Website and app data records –
::::::::

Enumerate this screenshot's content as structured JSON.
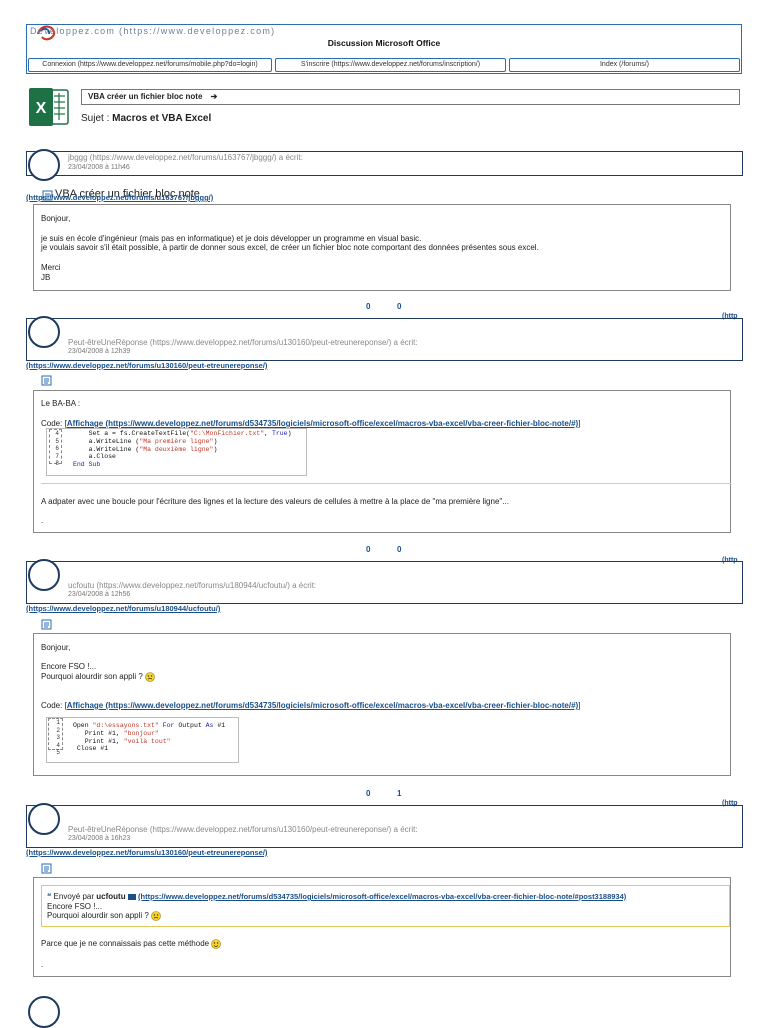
{
  "header": {
    "site_title": "Developpez.com (https://www.developpez.com)",
    "discussion_title": "Discussion Microsoft Office",
    "nav": [
      {
        "label": "Connexion (https://www.developpez.net/forums/mobile.php?do=login)"
      },
      {
        "label": "S'inscrire (https://www.developpez.net/forums/inscription/)"
      },
      {
        "label": "Index (/forums/)"
      }
    ]
  },
  "topic": {
    "title": "VBA créer un fichier bloc note",
    "arrow": "➔",
    "subject_label": "Sujet : ",
    "subject_value": "Macros et VBA Excel"
  },
  "posts": [
    {
      "author_line": "jbggg (https://www.developpez.net/forums/u163767/jbggg/) a écrit:",
      "date": "23/04/2008 à 11h46",
      "author_link": "(https://www.developpez.net/forums/u163767/jbggg/)",
      "post_title": "VBA créer un fichier bloc note",
      "lines": [
        "Bonjour,",
        "je suis en école d'ingénieur (mais pas en informatique) et je dois développer un programme en visual basic.",
        "je voulais savoir s'il était possible, à partir de donner sous excel, de créer un fichier bloc note comportant des données présentes sous excel.",
        "Merci",
        "JB"
      ],
      "votes_up": "0",
      "votes_down": "0",
      "edge_text": "(http"
    },
    {
      "author_line": "Peut-êtreUneRéponse (https://www.developpez.net/forums/u130160/peut-etreunereponse/) a écrit:",
      "date": "23/04/2008 à 12h39",
      "author_link": "(https://www.developpez.net/forums/u130160/peut-etreunereponse/)",
      "intro": "Le BA-BA :",
      "code_label": "Code: [",
      "code_link": "Affichage (https://www.developpez.net/forums/d534735/logiciels/microsoft-office/excel/macros-vba-excel/vba-creer-fichier-bloc-note/#)",
      "code_close": "]",
      "line_numbers": [
        "4",
        "5",
        "6",
        "7",
        "8"
      ],
      "text_after": "A adpater avec une boucle pour l'écriture des lignes et la lecture des valeurs de cellules à mettre à la place de \"ma première ligne\"...",
      "dot": ".",
      "votes_up": "0",
      "votes_down": "0",
      "edge_text": "(http"
    },
    {
      "author_line": "ucfoutu (https://www.developpez.net/forums/u180944/ucfoutu/) a écrit:",
      "date": "23/04/2008 à 12h56",
      "author_link": "(https://www.developpez.net/forums/u180944/ucfoutu/)",
      "lines": [
        "Bonjour,",
        "Encore FSO !...",
        "Pourquoi alourdir son appli ?"
      ],
      "code_label": "Code: [",
      "code_link": "Affichage (https://www.developpez.net/forums/d534735/logiciels/microsoft-office/excel/macros-vba-excel/vba-creer-fichier-bloc-note/#)",
      "code_close": "]",
      "line_numbers": [
        "1",
        "2",
        "3",
        "4",
        "5"
      ],
      "votes_up": "0",
      "votes_down": "1",
      "edge_text": "(http"
    },
    {
      "author_line": "Peut-êtreUneRéponse (https://www.developpez.net/forums/u130160/peut-etreunereponse/) a écrit:",
      "date": "23/04/2008 à 16h23",
      "author_link": "(https://www.developpez.net/forums/u130160/peut-etreunereponse/)",
      "quote_prefix": "Envoyé par ",
      "quote_author": "ucfoutu",
      "quote_link": "(https://www.developpez.net/forums/d534735/logiciels/microsoft-office/excel/macros-vba-excel/vba-creer-fichier-bloc-note/#post3188934)",
      "quote_lines": [
        "Encore FSO !...",
        "Pourquoi alourdir son appli ?"
      ],
      "reply": "Parce que je ne connaissais pas cette méthode",
      "dot": "."
    }
  ],
  "colors": {
    "accent": "#2a6db3",
    "link": "#1a4f8b",
    "avatar_border": "#1e3a5f",
    "quote_border": "#e7c65a",
    "excel_green": "#1e7145"
  },
  "icons": [
    "developpez-logo-icon",
    "excel-icon",
    "arrow-right-icon",
    "message-icon",
    "quote-icon",
    "post-link-icon",
    "smiley-icon"
  ]
}
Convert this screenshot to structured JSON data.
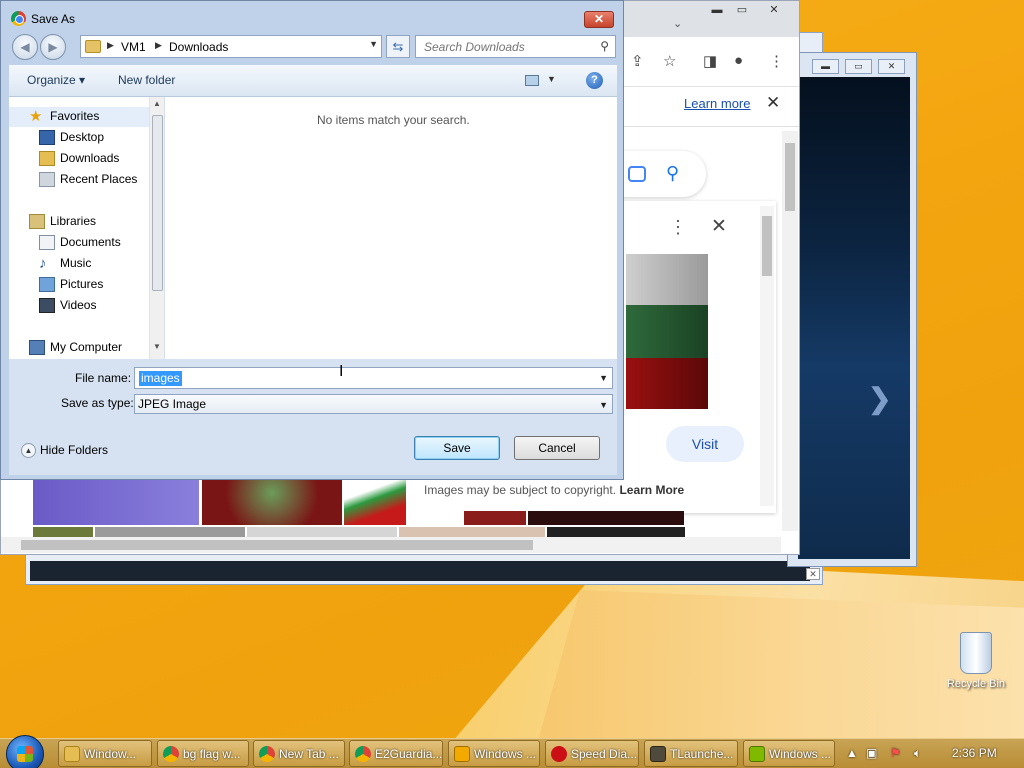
{
  "dialog": {
    "title": "Save As",
    "breadcrumb": [
      "VM1",
      "Downloads"
    ],
    "search_placeholder": "Search Downloads",
    "organize_label": "Organize ▾",
    "new_folder_label": "New folder",
    "help_label": "?",
    "empty_message": "No items match your search.",
    "file_name_label": "File name:",
    "file_name_value": "images",
    "save_as_type_label": "Save as type:",
    "save_as_type_value": "JPEG Image",
    "hide_folders_label": "Hide Folders",
    "save_label": "Save",
    "cancel_label": "Cancel"
  },
  "nav_pane": {
    "favorites": "Favorites",
    "desktop": "Desktop",
    "downloads": "Downloads",
    "recent_places": "Recent Places",
    "libraries": "Libraries",
    "documents": "Documents",
    "music": "Music",
    "pictures": "Pictures",
    "videos": "Videos",
    "my_computer": "My Computer"
  },
  "browser": {
    "learn_more_link": "Learn more",
    "visit_label": "Visit",
    "copyright_text": "Images may be subject to copyright.",
    "copyright_link": "Learn More"
  },
  "desktop": {
    "recycle_bin": "Recycle Bin"
  },
  "taskbar": {
    "items": [
      "Window...",
      "bg flag w...",
      "New Tab ...",
      "E2Guardia...",
      "Windows ...",
      "Speed Dia...",
      "TLaunche...",
      "Windows ..."
    ],
    "clock": "2:36 PM"
  },
  "colors": {
    "accent": "#1a73e8",
    "selection": "#3399ff",
    "desktop": "#f3a510",
    "close_red": "#c7432c"
  }
}
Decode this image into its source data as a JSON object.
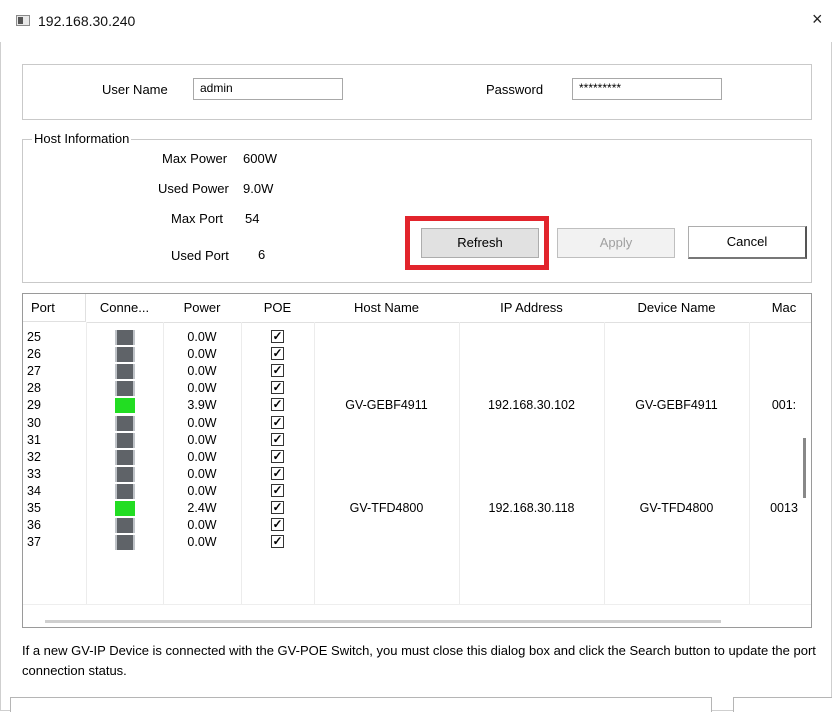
{
  "window": {
    "title": "192.168.30.240",
    "close_glyph": "×"
  },
  "login": {
    "user_name_label": "User Name",
    "user_name_value": "admin",
    "password_label": "Password",
    "password_value": "*********"
  },
  "host_info": {
    "caption": "Host Information",
    "max_power_label": "Max Power",
    "max_power_value": "600W",
    "used_power_label": "Used Power",
    "used_power_value": "9.0W",
    "max_port_label": "Max Port",
    "max_port_value": "54",
    "used_port_label": "Used Port",
    "used_port_value": "6"
  },
  "buttons": {
    "refresh": "Refresh",
    "apply": "Apply",
    "cancel": "Cancel"
  },
  "table": {
    "columns": [
      "Port",
      "Conne...",
      "Power",
      "POE",
      "Host Name",
      "IP Address",
      "Device Name",
      "Mac"
    ],
    "rows": [
      {
        "port": "25",
        "connected": false,
        "power": "0.0W",
        "poe": true,
        "host": "",
        "ip": "",
        "device": "",
        "mac": ""
      },
      {
        "port": "26",
        "connected": false,
        "power": "0.0W",
        "poe": true,
        "host": "",
        "ip": "",
        "device": "",
        "mac": ""
      },
      {
        "port": "27",
        "connected": false,
        "power": "0.0W",
        "poe": true,
        "host": "",
        "ip": "",
        "device": "",
        "mac": ""
      },
      {
        "port": "28",
        "connected": false,
        "power": "0.0W",
        "poe": true,
        "host": "",
        "ip": "",
        "device": "",
        "mac": ""
      },
      {
        "port": "29",
        "connected": true,
        "power": "3.9W",
        "poe": true,
        "host": "GV-GEBF4911",
        "ip": "192.168.30.102",
        "device": "GV-GEBF4911",
        "mac": "001:"
      },
      {
        "port": "30",
        "connected": false,
        "power": "0.0W",
        "poe": true,
        "host": "",
        "ip": "",
        "device": "",
        "mac": ""
      },
      {
        "port": "31",
        "connected": false,
        "power": "0.0W",
        "poe": true,
        "host": "",
        "ip": "",
        "device": "",
        "mac": ""
      },
      {
        "port": "32",
        "connected": false,
        "power": "0.0W",
        "poe": true,
        "host": "",
        "ip": "",
        "device": "",
        "mac": ""
      },
      {
        "port": "33",
        "connected": false,
        "power": "0.0W",
        "poe": true,
        "host": "",
        "ip": "",
        "device": "",
        "mac": ""
      },
      {
        "port": "34",
        "connected": false,
        "power": "0.0W",
        "poe": true,
        "host": "",
        "ip": "",
        "device": "",
        "mac": ""
      },
      {
        "port": "35",
        "connected": true,
        "power": "2.4W",
        "poe": true,
        "host": "GV-TFD4800",
        "ip": "192.168.30.118",
        "device": "GV-TFD4800",
        "mac": "0013"
      },
      {
        "port": "36",
        "connected": false,
        "power": "0.0W",
        "poe": true,
        "host": "",
        "ip": "",
        "device": "",
        "mac": ""
      },
      {
        "port": "37",
        "connected": false,
        "power": "0.0W",
        "poe": true,
        "host": "",
        "ip": "",
        "device": "",
        "mac": ""
      }
    ]
  },
  "note": "If a new GV-IP Device is connected with the GV-POE Switch, you must close this dialog box and click the Search button to update the port connection status.",
  "colors": {
    "highlight": "#e2242c",
    "connected": "#22dd22",
    "disconnected": "#5f6368"
  }
}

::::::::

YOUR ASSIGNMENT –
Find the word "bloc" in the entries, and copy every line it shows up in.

ANSWER SPACE –
    "title": "VBA créer un fichier bloc note",
      "post_title": "VBA créer un fichier bloc note",
        "je voulais savoir s'il était possible, à partir de donner sous excel, de créer un fichier bloc note comportant des données présentes sous excel.",
      "code_link": "Affichage (https://www.developpez.net/forums/d534735/logiciels/microsoft-office/excel/macros-vba-excel/vba-creer-fichier-bloc-note/#)",
      "code_link": "Affichage (https://www.developpez.net/forums/d534735/logiciels/microsoft-office/excel/macros-vba-excel/vba-creer-fichier-bloc-note/#)",
      "quote_link": "(https://www.developpez.net/forums/d534735/logiciels/microsoft-office/excel/macros-vba-excel/vba-creer-fichier-bloc-note/#post3188934)",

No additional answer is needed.